TASK BRIEF: Exact copies of the records below are required.

PROVIDED RECORDS:
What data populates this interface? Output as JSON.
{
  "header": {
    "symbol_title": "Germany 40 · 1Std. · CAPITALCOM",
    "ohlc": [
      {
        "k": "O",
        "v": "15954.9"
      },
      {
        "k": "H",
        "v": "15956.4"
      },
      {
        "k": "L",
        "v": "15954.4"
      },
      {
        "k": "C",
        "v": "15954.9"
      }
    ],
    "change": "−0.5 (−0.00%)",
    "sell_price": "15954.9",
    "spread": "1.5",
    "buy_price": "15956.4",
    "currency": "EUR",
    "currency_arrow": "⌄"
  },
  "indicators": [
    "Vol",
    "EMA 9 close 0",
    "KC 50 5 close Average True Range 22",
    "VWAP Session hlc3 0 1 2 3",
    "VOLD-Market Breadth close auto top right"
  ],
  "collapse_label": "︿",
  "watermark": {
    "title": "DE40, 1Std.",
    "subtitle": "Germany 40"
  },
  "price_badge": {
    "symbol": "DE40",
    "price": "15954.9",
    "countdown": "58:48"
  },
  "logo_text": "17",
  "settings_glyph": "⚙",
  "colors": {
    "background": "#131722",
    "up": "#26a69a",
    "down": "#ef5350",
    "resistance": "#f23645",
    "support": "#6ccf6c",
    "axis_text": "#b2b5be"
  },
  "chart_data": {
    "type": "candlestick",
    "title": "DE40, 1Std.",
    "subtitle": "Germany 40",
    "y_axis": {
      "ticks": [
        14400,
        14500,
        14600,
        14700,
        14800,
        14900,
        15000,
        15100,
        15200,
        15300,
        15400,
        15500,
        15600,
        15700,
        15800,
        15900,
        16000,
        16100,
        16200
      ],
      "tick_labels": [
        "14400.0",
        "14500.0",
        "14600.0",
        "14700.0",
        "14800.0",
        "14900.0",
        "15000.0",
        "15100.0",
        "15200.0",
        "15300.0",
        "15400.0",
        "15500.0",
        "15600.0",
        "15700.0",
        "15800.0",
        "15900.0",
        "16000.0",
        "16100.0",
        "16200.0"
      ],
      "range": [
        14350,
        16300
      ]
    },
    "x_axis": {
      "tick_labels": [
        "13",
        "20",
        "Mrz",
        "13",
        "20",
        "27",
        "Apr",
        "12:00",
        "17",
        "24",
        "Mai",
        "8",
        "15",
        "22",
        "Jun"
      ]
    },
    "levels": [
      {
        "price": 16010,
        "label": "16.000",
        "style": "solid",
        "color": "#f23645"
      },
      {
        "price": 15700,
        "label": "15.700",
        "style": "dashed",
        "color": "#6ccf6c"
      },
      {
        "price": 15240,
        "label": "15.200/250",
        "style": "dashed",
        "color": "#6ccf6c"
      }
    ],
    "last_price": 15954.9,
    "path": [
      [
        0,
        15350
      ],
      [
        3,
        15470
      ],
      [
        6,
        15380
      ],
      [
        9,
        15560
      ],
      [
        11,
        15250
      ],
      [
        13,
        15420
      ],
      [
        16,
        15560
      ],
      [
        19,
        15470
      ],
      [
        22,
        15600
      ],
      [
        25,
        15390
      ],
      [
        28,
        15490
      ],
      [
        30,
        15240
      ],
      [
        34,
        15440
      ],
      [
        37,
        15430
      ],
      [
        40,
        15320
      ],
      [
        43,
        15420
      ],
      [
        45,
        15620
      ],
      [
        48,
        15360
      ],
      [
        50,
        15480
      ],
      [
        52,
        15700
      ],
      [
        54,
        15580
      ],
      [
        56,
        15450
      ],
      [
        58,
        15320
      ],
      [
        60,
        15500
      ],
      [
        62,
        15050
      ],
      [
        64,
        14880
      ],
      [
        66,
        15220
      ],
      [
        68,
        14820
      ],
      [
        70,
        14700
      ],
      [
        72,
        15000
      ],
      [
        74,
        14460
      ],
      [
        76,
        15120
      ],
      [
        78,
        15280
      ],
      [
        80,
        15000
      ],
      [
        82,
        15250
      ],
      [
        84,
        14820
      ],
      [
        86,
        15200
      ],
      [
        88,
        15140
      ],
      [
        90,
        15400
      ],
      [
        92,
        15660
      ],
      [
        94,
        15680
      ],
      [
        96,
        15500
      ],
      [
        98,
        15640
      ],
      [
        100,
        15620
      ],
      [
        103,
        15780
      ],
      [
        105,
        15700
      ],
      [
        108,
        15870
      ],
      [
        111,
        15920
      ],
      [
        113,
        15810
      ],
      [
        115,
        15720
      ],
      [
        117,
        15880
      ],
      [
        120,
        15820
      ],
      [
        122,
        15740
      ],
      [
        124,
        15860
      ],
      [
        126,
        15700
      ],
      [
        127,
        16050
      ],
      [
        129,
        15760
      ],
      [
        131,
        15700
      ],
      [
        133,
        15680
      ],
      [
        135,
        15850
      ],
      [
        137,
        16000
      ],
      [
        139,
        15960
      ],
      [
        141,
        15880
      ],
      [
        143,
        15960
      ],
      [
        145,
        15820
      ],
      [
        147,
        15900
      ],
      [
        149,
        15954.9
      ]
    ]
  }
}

TASK SOLUTION:
What data populates this interface? Output as JSON.
{
  "header": {
    "symbol_title": "Germany 40 · 1Std. · CAPITALCOM",
    "ohlc": [
      {
        "k": "O",
        "v": "15954.9"
      },
      {
        "k": "H",
        "v": "15956.4"
      },
      {
        "k": "L",
        "v": "15954.4"
      },
      {
        "k": "C",
        "v": "15954.9"
      }
    ],
    "change": "−0.5 (−0.00%)",
    "sell_price": "15954.9",
    "spread": "1.5",
    "buy_price": "15956.4",
    "currency": "EUR",
    "currency_arrow": "⌄"
  },
  "indicators": [
    "Vol",
    "EMA 9 close 0",
    "KC 50 5 close Average True Range 22",
    "VWAP Session hlc3 0 1 2 3",
    "VOLD-Market Breadth close auto top right"
  ],
  "collapse_label": "︿",
  "watermark": {
    "title": "DE40, 1Std.",
    "subtitle": "Germany 40"
  },
  "price_badge": {
    "symbol": "DE40",
    "price": "15954.9",
    "countdown": "58:48"
  },
  "logo_text": "17",
  "settings_glyph": "⚙",
  "colors": {
    "background": "#131722",
    "up": "#26a69a",
    "down": "#ef5350",
    "resistance": "#f23645",
    "support": "#6ccf6c",
    "axis_text": "#b2b5be"
  },
  "chart_data": {
    "type": "candlestick",
    "title": "DE40, 1Std.",
    "subtitle": "Germany 40",
    "y_axis": {
      "ticks": [
        14400,
        14500,
        14600,
        14700,
        14800,
        14900,
        15000,
        15100,
        15200,
        15300,
        15400,
        15500,
        15600,
        15700,
        15800,
        15900,
        16000,
        16100,
        16200
      ],
      "tick_labels": [
        "14400.0",
        "14500.0",
        "14600.0",
        "14700.0",
        "14800.0",
        "14900.0",
        "15000.0",
        "15100.0",
        "15200.0",
        "15300.0",
        "15400.0",
        "15500.0",
        "15600.0",
        "15700.0",
        "15800.0",
        "15900.0",
        "16000.0",
        "16100.0",
        "16200.0"
      ],
      "range": [
        14350,
        16300
      ]
    },
    "x_axis": {
      "tick_labels": [
        "13",
        "20",
        "Mrz",
        "13",
        "20",
        "27",
        "Apr",
        "12:00",
        "17",
        "24",
        "Mai",
        "8",
        "15",
        "22",
        "Jun"
      ]
    },
    "levels": [
      {
        "price": 16010,
        "label": "16.000",
        "style": "solid",
        "color": "#f23645"
      },
      {
        "price": 15700,
        "label": "15.700",
        "style": "dashed",
        "color": "#6ccf6c"
      },
      {
        "price": 15240,
        "label": "15.200/250",
        "style": "dashed",
        "color": "#6ccf6c"
      }
    ],
    "last_price": 15954.9,
    "path": [
      [
        0,
        15350
      ],
      [
        3,
        15470
      ],
      [
        6,
        15380
      ],
      [
        9,
        15560
      ],
      [
        11,
        15250
      ],
      [
        13,
        15420
      ],
      [
        16,
        15560
      ],
      [
        19,
        15470
      ],
      [
        22,
        15600
      ],
      [
        25,
        15390
      ],
      [
        28,
        15490
      ],
      [
        30,
        15240
      ],
      [
        34,
        15440
      ],
      [
        37,
        15430
      ],
      [
        40,
        15320
      ],
      [
        43,
        15420
      ],
      [
        45,
        15620
      ],
      [
        48,
        15360
      ],
      [
        50,
        15480
      ],
      [
        52,
        15700
      ],
      [
        54,
        15580
      ],
      [
        56,
        15450
      ],
      [
        58,
        15320
      ],
      [
        60,
        15500
      ],
      [
        62,
        15050
      ],
      [
        64,
        14880
      ],
      [
        66,
        15220
      ],
      [
        68,
        14820
      ],
      [
        70,
        14700
      ],
      [
        72,
        15000
      ],
      [
        74,
        14460
      ],
      [
        76,
        15120
      ],
      [
        78,
        15280
      ],
      [
        80,
        15000
      ],
      [
        82,
        15250
      ],
      [
        84,
        14820
      ],
      [
        86,
        15200
      ],
      [
        88,
        15140
      ],
      [
        90,
        15400
      ],
      [
        92,
        15660
      ],
      [
        94,
        15680
      ],
      [
        96,
        15500
      ],
      [
        98,
        15640
      ],
      [
        100,
        15620
      ],
      [
        103,
        15780
      ],
      [
        105,
        15700
      ],
      [
        108,
        15870
      ],
      [
        111,
        15920
      ],
      [
        113,
        15810
      ],
      [
        115,
        15720
      ],
      [
        117,
        15880
      ],
      [
        120,
        15820
      ],
      [
        122,
        15740
      ],
      [
        124,
        15860
      ],
      [
        126,
        15700
      ],
      [
        127,
        16050
      ],
      [
        129,
        15760
      ],
      [
        131,
        15700
      ],
      [
        133,
        15680
      ],
      [
        135,
        15850
      ],
      [
        137,
        16000
      ],
      [
        139,
        15960
      ],
      [
        141,
        15880
      ],
      [
        143,
        15960
      ],
      [
        145,
        15820
      ],
      [
        147,
        15900
      ],
      [
        149,
        15954.9
      ]
    ]
  }
}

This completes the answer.